→ **RECORDED DATA**:
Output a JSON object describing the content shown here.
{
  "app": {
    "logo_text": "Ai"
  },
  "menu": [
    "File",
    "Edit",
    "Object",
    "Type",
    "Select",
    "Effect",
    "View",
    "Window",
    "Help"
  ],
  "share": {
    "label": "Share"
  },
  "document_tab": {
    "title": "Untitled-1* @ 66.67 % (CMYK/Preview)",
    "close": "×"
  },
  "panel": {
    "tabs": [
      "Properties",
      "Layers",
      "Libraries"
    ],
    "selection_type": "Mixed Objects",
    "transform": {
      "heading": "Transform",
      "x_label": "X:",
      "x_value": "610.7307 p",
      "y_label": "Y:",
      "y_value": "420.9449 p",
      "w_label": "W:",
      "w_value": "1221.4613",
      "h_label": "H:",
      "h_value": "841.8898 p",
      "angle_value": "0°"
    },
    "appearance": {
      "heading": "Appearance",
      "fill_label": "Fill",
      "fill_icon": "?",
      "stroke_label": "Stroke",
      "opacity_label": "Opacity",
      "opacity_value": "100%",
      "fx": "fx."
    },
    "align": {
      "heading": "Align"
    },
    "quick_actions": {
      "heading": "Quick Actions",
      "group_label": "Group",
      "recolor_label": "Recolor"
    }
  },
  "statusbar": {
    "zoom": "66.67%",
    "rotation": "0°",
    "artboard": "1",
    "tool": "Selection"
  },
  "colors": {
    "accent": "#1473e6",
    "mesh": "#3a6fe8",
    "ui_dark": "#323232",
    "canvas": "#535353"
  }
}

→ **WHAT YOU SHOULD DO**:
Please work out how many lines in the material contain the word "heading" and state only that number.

→ **OUTPUT FOR THIS EXERCISE**:
4